Marissa Girard, of Glencoe, became aware of an AirTag on her vehicle when an alert popped up on her iPhone

NBC Universal, Inc.

Glencoe resident Marissa Girard had just returned from a spring break trip in April when she discovered an Apple AirTag on her vehicle.

Girard became aware when an alert popped up on her iPhone, telling her she could play a sound.

"Stopped my car, I can hear it…" she explained. "And I go back to the undercarriage of my car, I kneel down. And there's an AirTag adhered to the undercarriage of my car."

After hearing the beeping noise, Girard drove straight to the Glencoe Police Department, where officers removed it.
Girard figured out that the person who put the tracker there was someone she was familiar with.

But weeks after reporting it, Girard said police have yet to take action.

"We've asked for help with getting a protective order for our family, and with my stalking, no-contact order, and they're like, I don't know," she stated.

In an email, Glencoe police told NBC Chicago that "all investigative leads were exhausted" and that detectives "were unable to definitively determine any guilty party in this incident."

AirTags are designed to help locate items like keys or remotes.

But using AirTags to track a person's movements seems to be a nationwide problem. Numerous people have been arrested and charged in other states for doing so, and the issue has also led to a class-action lawsuit against Apple.

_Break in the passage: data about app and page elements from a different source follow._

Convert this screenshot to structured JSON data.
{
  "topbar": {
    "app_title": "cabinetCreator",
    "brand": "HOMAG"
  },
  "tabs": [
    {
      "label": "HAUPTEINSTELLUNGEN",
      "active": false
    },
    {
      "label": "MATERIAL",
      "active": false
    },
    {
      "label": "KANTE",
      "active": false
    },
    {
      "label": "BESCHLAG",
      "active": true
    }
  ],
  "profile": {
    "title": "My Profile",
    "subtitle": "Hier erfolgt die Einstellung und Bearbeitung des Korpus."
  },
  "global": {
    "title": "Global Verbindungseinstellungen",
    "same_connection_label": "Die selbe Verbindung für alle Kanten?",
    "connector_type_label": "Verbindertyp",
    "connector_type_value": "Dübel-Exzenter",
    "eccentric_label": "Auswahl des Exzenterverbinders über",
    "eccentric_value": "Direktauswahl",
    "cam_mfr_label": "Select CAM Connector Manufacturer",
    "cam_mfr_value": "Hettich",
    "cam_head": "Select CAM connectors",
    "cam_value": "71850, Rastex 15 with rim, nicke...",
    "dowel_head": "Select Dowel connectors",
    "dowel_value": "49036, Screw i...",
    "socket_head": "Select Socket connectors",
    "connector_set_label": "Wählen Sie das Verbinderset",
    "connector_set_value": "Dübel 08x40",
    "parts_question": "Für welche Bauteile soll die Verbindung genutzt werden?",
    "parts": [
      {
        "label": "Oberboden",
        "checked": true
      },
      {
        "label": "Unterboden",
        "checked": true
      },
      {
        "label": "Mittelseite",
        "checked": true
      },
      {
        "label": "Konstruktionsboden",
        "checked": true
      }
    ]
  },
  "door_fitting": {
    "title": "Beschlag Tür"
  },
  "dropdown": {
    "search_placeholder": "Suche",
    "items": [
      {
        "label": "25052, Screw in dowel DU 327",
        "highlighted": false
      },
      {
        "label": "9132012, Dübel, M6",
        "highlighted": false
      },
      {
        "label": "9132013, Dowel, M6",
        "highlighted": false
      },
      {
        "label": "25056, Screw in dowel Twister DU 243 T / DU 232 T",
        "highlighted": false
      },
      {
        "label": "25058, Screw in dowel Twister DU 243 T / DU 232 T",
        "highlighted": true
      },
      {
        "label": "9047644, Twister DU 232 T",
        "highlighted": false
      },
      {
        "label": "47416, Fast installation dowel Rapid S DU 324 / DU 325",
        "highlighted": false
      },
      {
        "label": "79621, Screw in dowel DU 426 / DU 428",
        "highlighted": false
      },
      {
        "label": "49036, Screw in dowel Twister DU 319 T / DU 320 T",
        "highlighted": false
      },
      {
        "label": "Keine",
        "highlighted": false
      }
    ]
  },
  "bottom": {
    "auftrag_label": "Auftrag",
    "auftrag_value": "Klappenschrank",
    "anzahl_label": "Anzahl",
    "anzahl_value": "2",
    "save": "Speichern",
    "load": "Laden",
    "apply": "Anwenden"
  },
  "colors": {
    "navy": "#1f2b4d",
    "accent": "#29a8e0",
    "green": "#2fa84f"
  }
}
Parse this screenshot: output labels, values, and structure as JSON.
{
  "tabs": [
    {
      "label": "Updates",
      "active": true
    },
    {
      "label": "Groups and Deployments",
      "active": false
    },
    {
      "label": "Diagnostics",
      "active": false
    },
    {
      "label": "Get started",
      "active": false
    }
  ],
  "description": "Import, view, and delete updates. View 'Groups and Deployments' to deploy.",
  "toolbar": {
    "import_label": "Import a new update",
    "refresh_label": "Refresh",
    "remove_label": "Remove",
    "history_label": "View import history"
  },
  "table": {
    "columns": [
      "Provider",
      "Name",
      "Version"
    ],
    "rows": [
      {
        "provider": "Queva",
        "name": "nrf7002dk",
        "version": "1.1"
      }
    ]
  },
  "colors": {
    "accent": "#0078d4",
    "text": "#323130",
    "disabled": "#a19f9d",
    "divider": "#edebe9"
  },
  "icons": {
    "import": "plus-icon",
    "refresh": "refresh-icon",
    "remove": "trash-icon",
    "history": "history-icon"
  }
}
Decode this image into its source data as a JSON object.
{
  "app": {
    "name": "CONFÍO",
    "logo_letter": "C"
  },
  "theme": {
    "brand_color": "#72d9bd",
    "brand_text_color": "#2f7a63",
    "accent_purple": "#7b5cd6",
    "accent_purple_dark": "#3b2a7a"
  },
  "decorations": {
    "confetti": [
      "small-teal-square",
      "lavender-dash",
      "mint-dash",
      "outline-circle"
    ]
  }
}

Girard said she feels lucky that she owns an iPhone because she was able to detect that AirTag. But anyone with an Android cell phone may not be able to do the same.

"It's a serious crime," she said.

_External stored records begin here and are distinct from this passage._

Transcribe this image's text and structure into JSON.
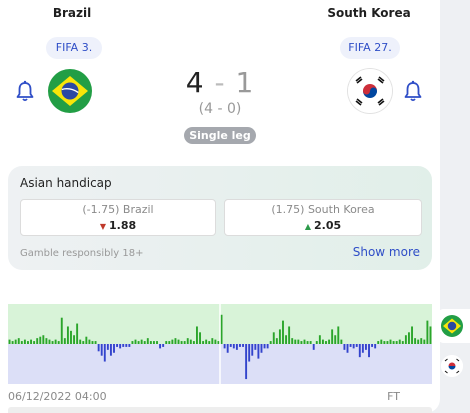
{
  "match": {
    "home_team": "Brazil",
    "away_team": "South Korea",
    "home_rank": "FIFA 3.",
    "away_rank": "FIFA 27.",
    "home_score": "4",
    "away_score": "1",
    "score_separator": "-",
    "aggregate": "(4 - 0)",
    "leg_type": "Single leg"
  },
  "odds": {
    "title": "Asian handicap",
    "home_label": "(-1.75) Brazil",
    "home_value": "1.88",
    "home_trend": "down",
    "away_label": "(1.75) South Korea",
    "away_value": "2.05",
    "away_trend": "up",
    "disclaimer": "Gamble responsibly 18+",
    "show_more": "Show more"
  },
  "momentum": {
    "start_label": "06/12/2022 04:00",
    "end_label": "FT",
    "colors": {
      "home": "#2aa52a",
      "away": "#3344cc",
      "home_bg": "#d8f3d8",
      "away_bg": "#dcdff7"
    },
    "values": [
      3,
      2,
      3,
      4,
      2,
      3,
      2,
      3,
      2,
      4,
      5,
      6,
      4,
      3,
      2,
      3,
      2,
      18,
      4,
      12,
      9,
      6,
      14,
      3,
      2,
      5,
      3,
      2,
      2,
      -5,
      -8,
      -12,
      -4,
      -8,
      -6,
      -2,
      -3,
      -2,
      -2,
      -2,
      2,
      3,
      2,
      3,
      2,
      4,
      2,
      2,
      2,
      -3,
      -2,
      2,
      2,
      3,
      4,
      3,
      2,
      2,
      4,
      3,
      2,
      12,
      8,
      2,
      3,
      2,
      4,
      3,
      2,
      20,
      -3,
      -6,
      -2,
      -3,
      -4,
      -2,
      -2,
      -24,
      -12,
      -8,
      -4,
      -10,
      -6,
      -3,
      -3,
      2,
      8,
      4,
      10,
      16,
      6,
      12,
      4,
      3,
      3,
      2,
      3,
      2,
      2,
      -4,
      2,
      6,
      3,
      2,
      3,
      10,
      6,
      12,
      3,
      -4,
      -6,
      -2,
      -3,
      -2,
      -9,
      -6,
      -4,
      -9,
      -2,
      -3,
      2,
      3,
      2,
      2,
      3,
      2,
      2,
      3,
      2,
      6,
      8,
      12,
      4,
      3,
      4,
      3,
      16,
      12
    ]
  },
  "icons": {
    "bell": "bell-icon",
    "home_flag": "brazil-flag-icon",
    "away_flag": "south-korea-flag-icon"
  }
}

Girard hopes by sharing her story, people will take the issue seriously.

Contact Us